Originally purely a discipline geared at eliminating pain, dentistry has evolved into a discipline with many different complex treatment procedures. This change is, to a great extent, due to the longer life expectancy of people (see also: The Future of Dentistry, p. 279). The transition from symptomatic treatments to patient-preferred treatments requires extensive patient education by dentists and their staff. Practices in which there is no active patient education have recorded a decline in treatment activity; this is because of the general decrease in caries activity that has occurred in the population. In contrast, practices that provide extensive patient education have demonstrated fast and impressive growth and an increased use of new treatment techniques.
Use of Intraoral Cameras
In the late 1950s and the 1960s, different presentation techniques found their way into dental education. Video technology with close-up images was used to demonstrate treatment methods. Nowadays, video technology has become both a teaching and learning tool in all areas of education and training. Numerous training programs—used also in dentistry—are nowadays supported by instructional videos.
Dentists are somewhat restrained in their use of video technology in patient education. A possible reason is that the pain-oriented dentistry practiced earlier, which was primarily therapy-oriented, did not require any detailed patient education. However, because of the changes that have occurred in dentistry, new methods are needed for patient education, including video technology. Since the 1970s, many health-related organizations have developed films targeting patient education. This method of education is meaningful and should be used by all dentists.
In different areas of medicine—particularly in gastroenterology—endoscopes have been used for many years. The first intraoral video camera, the Fuji DentaCam, was developed from these endoscopes in 1987. Even though interest in the camera disappeared soon after its introduction, there were some dentists who realized the potential of intraoral miniature cameras. Since then, many manufacturers have made developments or improvements in intraoral cameras.
Simultaneously, so-called imaging systems were being used in many areas of industry and medicine, with which digital pictures (of houses, cars, faces, etc.) were taken and later processed with the help of a computer. This imaging concept was also introduced into dentistry in the late 1980s and was used to change electronic images of anatomical, oral outlines to be used in treatment planning and in patient education. Although many users assumed that this imaging concept would be an extraordinarily successful method for improved patient education, it has not yet found the acceptance it deserves among users of intraoral cameras.
Dental practices that are equipped with intraoral cameras use them, first and foremost, to show patients their own intraoral images. Video films, watched in the practice or at home, can also be used to promote patient education. These two ways of using video technology predominate in dentistry today.
How Can the Intraoral Camera Be Used to Educate Patients?
Diagnosis and Treatment Planning

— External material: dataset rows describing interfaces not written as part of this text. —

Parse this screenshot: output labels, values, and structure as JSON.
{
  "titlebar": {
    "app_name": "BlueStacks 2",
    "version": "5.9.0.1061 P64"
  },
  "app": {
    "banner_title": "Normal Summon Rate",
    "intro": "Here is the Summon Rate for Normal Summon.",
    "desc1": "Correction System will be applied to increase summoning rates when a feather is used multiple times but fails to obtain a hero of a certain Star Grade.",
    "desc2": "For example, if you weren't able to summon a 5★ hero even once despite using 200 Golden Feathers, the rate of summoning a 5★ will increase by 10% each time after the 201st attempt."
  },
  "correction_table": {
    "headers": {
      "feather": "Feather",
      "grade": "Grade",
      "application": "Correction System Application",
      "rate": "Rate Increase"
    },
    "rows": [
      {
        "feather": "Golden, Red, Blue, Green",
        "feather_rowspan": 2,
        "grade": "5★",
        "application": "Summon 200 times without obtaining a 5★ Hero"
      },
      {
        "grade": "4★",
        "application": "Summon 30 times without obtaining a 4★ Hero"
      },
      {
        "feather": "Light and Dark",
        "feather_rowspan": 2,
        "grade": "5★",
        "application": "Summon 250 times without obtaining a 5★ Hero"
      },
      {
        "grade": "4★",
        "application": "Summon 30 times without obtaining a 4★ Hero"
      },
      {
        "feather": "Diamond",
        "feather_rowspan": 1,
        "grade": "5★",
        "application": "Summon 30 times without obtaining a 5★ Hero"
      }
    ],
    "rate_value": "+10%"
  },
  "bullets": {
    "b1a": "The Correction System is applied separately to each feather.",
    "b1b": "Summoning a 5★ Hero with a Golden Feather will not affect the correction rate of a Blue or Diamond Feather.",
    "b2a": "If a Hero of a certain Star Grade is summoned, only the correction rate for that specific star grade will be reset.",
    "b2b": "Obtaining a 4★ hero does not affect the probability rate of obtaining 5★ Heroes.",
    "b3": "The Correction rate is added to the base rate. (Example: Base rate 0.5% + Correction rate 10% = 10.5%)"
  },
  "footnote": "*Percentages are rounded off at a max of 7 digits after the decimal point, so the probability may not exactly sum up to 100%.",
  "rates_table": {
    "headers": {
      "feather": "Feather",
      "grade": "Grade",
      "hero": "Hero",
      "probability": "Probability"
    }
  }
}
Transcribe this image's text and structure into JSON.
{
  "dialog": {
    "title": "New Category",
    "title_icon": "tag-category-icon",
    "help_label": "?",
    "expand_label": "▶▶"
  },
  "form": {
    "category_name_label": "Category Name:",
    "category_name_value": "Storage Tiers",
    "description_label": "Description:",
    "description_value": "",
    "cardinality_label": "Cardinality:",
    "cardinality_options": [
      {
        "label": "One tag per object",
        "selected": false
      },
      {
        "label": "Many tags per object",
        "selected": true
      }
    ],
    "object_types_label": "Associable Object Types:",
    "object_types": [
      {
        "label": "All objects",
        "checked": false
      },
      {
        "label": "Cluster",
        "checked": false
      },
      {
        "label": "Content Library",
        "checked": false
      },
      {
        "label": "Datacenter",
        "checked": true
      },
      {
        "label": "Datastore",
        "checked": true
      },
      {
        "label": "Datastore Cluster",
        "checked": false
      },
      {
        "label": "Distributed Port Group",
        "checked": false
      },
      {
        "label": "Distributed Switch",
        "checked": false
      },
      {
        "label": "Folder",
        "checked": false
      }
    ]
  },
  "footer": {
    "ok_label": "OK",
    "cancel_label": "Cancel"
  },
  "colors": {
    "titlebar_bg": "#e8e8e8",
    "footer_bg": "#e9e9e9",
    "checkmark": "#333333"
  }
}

Each dentist uses different methods to modify patient behavior and acceptance of treatment plans. The intraoral camera allows the patient to directly observe the intraoral situation for the first time. Thus, the patient can participate directly in the decision-making process as far as the treatment plan is concerned. The dentist or staff can use an intraoral camera to explain any relevant details to the patient. In a dental office with well-trained staff, patient education is usually performed by the staff. This is cost-saving and, furthermore, the staff are often more thorough than the dentist in presenting the instructional aids.
Intensive patient education with the use of intraoral images is recommended because these images show the necessity of a treatment or a particular, selected treatment method. The intraoral camera is a simple, easy-to-use medium for educational purposes. The areas of the mouth requiring therapeutic measures are shown on the screen situated in front of the patient. This relatively self-explanatory method usually leads to acceptance of the proposed therapy.
A diagnostic session which also uses an intraoral camera takes only a little longer than a regular session. Patients taking advantage of such a diagnostic session alter their behaviour and develop, often spontaneously, an astonishing interest in the condition of their oral health. The advantages for the dentist He in having an increasingly active practice and the introduction of new clinical techniques.
The intraoral camera is used primarily for patient education in the dental practice. The integration of an intraoral camera in the diagnostic session necessitates neither radical administrative changes nor other serious alterations.
Imaging methods are used to demonstrate to the patient possible modifications, for example, by means of aesthetic dentistry. Moreover, they open up new possibilities for the dentist in aesthetically-oriented therapy. After images of the oral structures have been made, they can be modified electronically. For example, a diastema can be closed, tooth color can be lightened, the visible gingiva can be increased or reduced, a chin remolded, class-III malocclusions altered, etc. These results can consequently be seen by both the dentist and the patient.
If “before and after” pictures are shown, the computer-processed electronic image becomes particularly impressive for patients and often results in behavioral changes. However, use of intraoral images results in significantly greater changes in the routine of the practice than use of intraoral camera does. More time is required for a diagnostic session. Normally, a separate room must be available, and highly motivated and well-trained staff are needed who have sufficient time and creativity to demonstrate the different therapeutic options to the patient.